WORK TASK: Look for "Appearance" in the listing below. Gather each line that contains it.

Segment Open

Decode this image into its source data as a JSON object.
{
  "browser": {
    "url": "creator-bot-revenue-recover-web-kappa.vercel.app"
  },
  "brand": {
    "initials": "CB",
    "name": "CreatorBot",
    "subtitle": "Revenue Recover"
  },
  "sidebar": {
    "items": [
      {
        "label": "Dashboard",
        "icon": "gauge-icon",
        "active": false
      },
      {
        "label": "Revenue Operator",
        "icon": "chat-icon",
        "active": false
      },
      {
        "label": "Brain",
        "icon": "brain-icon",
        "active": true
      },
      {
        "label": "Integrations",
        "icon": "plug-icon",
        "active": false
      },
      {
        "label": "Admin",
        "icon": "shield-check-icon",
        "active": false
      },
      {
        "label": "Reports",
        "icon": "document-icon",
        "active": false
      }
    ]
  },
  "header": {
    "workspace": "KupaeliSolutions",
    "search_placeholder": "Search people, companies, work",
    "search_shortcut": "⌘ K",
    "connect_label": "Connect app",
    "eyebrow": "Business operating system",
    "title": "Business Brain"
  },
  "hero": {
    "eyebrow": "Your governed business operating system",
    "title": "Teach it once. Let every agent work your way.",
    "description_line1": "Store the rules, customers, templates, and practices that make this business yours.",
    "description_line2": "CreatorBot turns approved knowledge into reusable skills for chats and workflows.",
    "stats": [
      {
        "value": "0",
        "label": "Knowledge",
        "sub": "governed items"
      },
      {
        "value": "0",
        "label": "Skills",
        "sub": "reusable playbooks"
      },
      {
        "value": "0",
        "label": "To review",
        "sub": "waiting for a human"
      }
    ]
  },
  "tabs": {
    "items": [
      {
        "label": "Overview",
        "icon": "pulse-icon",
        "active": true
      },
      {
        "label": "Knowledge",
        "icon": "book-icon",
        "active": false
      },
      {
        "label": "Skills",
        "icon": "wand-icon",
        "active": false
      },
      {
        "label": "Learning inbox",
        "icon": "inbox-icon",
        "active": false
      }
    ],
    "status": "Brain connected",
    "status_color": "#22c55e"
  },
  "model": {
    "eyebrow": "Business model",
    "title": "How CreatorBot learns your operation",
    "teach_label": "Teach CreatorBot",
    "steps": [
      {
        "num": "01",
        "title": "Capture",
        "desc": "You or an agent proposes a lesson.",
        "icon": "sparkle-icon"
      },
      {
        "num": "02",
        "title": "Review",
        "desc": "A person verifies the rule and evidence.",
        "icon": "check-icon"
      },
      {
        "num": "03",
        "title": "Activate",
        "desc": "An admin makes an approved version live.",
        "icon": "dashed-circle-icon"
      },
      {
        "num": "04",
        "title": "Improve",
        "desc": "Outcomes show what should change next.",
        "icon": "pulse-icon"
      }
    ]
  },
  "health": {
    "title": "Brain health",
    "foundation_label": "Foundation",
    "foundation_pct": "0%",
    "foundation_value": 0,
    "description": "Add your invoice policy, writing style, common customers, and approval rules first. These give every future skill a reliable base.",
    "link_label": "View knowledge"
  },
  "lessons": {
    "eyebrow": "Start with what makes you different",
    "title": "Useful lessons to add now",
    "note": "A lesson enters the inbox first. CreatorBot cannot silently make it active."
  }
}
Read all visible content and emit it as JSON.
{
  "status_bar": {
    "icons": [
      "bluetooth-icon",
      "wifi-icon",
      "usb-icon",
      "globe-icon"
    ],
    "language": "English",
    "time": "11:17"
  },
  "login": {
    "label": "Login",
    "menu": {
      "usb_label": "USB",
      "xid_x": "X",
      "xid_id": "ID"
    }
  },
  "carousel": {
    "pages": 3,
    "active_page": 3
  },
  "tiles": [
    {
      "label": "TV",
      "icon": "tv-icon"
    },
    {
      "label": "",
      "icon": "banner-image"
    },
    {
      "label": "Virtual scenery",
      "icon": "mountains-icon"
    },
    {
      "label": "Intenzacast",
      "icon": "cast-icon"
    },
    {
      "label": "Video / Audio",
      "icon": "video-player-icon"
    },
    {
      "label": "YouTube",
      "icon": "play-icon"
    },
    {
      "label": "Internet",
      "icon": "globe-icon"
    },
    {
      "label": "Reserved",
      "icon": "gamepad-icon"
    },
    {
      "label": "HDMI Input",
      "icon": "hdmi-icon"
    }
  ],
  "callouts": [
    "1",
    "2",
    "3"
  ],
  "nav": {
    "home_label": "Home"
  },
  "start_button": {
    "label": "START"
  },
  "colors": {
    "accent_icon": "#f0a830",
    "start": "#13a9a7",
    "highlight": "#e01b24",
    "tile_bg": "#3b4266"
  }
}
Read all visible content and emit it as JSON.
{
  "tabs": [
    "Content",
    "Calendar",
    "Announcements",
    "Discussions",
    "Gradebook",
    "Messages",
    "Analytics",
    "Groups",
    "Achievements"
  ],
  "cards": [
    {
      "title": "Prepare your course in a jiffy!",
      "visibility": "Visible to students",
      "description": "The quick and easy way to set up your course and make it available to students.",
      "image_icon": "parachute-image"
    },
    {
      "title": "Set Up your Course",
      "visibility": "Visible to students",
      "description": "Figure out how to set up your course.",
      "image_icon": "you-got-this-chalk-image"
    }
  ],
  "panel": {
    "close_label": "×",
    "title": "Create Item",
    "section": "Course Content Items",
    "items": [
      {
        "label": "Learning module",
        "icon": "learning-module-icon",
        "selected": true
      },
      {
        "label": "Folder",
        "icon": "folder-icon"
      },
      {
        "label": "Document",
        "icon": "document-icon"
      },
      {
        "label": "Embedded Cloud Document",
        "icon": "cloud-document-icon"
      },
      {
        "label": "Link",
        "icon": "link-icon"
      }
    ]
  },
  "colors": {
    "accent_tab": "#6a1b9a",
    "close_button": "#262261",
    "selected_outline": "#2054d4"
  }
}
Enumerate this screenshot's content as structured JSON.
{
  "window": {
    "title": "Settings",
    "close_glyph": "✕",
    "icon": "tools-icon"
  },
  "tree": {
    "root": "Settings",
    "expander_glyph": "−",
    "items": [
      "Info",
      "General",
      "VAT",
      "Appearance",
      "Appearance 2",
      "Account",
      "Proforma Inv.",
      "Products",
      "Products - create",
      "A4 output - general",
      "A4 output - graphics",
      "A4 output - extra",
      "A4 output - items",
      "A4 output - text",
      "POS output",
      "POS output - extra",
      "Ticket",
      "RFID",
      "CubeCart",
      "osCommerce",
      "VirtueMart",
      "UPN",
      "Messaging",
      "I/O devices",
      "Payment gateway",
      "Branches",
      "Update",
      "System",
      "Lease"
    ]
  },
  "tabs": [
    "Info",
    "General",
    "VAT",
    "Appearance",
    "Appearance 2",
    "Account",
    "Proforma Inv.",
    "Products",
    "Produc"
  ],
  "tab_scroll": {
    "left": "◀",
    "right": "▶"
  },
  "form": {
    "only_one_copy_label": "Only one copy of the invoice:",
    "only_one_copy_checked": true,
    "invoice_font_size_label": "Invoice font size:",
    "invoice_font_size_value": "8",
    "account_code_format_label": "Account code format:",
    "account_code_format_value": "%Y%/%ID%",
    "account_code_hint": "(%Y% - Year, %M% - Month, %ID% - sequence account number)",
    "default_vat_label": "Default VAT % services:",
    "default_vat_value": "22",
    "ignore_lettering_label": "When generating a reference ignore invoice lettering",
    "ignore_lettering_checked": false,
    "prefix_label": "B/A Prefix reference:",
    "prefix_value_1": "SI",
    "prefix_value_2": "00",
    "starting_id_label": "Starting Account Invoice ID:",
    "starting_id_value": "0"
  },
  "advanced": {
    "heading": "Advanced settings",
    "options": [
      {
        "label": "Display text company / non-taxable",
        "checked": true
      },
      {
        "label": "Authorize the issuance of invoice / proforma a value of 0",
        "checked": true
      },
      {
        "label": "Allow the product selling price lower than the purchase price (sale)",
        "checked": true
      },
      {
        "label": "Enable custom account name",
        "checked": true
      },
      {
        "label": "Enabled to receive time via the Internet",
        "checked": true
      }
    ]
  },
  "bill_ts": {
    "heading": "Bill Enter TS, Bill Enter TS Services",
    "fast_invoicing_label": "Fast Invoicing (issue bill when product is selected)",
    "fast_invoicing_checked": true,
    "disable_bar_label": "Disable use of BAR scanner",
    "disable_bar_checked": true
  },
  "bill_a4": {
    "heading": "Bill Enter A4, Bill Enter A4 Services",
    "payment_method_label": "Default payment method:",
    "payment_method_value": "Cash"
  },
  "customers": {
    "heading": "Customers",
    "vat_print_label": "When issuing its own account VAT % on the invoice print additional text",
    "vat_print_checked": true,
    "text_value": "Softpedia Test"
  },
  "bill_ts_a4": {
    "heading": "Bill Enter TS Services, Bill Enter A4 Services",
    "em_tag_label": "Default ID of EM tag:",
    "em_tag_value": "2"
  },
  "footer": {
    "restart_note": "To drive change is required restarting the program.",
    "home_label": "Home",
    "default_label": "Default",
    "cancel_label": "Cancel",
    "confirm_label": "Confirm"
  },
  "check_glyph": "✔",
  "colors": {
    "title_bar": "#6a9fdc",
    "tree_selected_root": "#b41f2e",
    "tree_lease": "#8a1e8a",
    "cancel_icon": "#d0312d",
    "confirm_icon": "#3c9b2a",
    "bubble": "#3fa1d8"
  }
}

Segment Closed

EXERCISE OUTPUT:
      "Appearance",
      "Appearance 2",
    "Appearance",
    "Appearance 2",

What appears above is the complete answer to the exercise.